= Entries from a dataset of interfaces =
>>>>>
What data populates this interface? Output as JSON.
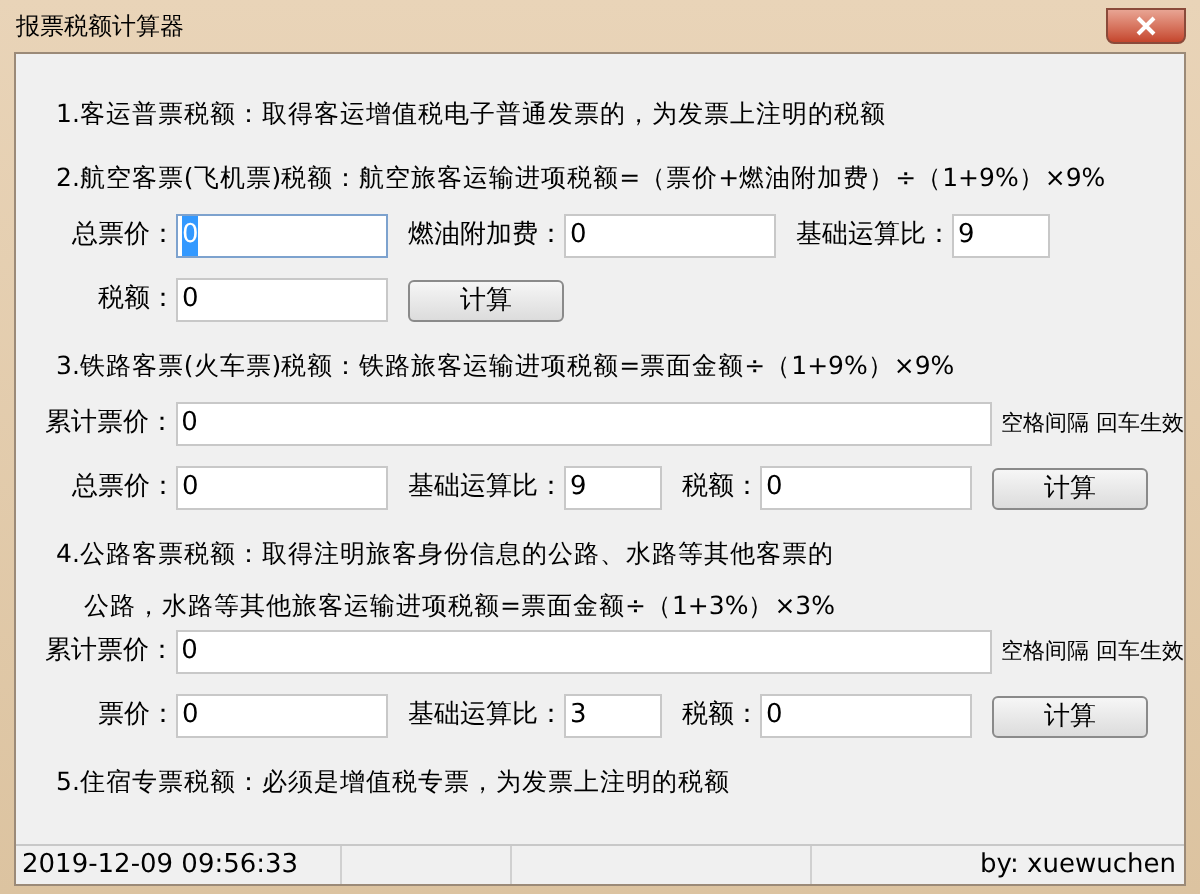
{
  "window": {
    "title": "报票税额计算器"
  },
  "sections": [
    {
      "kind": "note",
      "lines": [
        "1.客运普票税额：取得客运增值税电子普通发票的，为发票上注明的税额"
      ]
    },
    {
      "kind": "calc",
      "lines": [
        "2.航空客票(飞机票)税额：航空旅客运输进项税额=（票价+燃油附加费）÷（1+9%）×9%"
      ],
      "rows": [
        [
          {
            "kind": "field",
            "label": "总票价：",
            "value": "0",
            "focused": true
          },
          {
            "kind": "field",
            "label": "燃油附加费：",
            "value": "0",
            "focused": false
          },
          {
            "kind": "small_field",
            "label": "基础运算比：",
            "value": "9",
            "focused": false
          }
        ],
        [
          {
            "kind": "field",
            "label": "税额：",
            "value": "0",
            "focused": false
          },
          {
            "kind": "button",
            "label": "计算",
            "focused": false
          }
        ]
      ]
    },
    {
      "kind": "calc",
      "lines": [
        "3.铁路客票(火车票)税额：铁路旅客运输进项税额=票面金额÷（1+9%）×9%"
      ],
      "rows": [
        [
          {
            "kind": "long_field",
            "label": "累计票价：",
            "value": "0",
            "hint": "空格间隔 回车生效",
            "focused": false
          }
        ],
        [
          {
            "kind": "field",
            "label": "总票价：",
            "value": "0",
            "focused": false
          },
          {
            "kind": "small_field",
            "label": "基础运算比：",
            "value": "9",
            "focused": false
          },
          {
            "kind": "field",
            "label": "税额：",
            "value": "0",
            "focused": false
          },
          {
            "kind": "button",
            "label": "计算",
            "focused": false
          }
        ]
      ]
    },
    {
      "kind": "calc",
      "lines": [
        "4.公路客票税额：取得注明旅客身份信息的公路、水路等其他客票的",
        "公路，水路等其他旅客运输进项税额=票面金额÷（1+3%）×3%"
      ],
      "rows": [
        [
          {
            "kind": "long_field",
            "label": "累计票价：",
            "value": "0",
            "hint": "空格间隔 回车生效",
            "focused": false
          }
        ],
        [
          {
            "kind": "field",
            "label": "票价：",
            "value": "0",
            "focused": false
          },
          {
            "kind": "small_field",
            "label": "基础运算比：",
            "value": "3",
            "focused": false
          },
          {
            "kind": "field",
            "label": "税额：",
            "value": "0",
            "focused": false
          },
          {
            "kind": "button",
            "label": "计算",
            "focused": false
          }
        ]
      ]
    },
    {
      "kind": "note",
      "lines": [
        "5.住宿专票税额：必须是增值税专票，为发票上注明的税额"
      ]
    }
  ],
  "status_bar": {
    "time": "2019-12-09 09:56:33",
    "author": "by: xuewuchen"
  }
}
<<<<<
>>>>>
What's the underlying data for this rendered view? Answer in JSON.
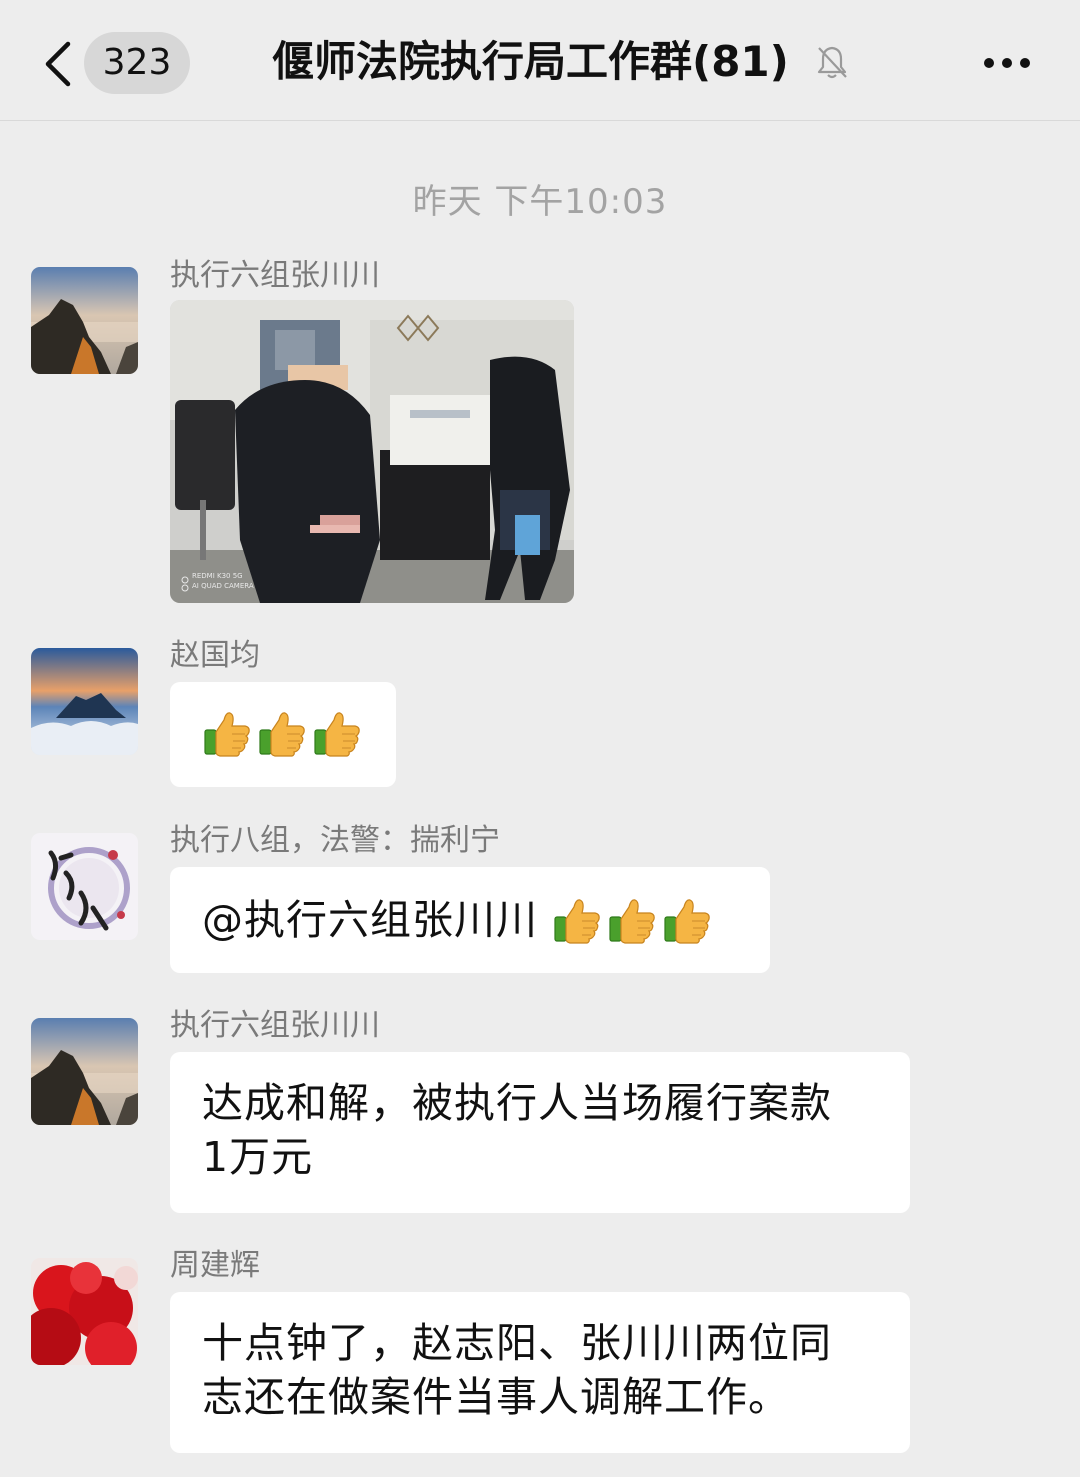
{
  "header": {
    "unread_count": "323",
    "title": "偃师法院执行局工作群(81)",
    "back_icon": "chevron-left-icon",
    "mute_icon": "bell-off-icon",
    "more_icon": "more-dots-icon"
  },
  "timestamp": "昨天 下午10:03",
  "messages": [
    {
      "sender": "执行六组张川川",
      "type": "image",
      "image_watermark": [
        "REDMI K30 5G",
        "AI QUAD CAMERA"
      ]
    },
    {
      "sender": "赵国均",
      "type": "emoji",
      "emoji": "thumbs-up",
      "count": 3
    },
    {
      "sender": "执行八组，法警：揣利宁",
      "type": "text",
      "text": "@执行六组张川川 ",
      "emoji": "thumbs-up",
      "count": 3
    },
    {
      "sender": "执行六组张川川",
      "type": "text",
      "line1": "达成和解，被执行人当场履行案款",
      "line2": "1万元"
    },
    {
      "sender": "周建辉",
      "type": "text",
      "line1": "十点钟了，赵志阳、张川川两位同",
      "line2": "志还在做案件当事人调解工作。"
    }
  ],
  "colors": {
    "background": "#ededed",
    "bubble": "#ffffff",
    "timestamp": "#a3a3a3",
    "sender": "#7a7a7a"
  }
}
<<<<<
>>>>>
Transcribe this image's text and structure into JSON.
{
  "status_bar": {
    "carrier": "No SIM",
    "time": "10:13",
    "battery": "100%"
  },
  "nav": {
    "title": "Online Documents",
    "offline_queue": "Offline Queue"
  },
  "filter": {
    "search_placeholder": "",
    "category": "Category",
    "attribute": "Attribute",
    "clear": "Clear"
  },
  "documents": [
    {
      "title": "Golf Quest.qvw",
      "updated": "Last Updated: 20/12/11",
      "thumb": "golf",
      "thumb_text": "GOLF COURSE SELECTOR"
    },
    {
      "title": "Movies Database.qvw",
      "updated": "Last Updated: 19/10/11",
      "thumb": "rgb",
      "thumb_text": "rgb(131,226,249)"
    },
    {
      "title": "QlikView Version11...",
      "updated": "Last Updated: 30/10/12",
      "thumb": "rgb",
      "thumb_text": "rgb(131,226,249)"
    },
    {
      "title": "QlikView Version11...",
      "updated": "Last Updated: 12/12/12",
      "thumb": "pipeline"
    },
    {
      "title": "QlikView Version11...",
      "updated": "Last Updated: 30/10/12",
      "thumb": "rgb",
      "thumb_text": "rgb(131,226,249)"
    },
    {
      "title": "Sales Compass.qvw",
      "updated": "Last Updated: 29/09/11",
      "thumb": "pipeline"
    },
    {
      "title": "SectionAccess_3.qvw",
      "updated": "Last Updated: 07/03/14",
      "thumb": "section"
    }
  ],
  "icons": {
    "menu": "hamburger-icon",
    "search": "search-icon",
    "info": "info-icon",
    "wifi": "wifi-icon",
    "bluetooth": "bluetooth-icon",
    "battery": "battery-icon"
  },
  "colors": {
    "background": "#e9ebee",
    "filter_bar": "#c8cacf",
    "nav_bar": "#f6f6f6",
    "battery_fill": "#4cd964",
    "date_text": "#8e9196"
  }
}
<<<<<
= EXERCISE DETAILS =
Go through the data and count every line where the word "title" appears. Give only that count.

= EXPECTED ANSWER =
10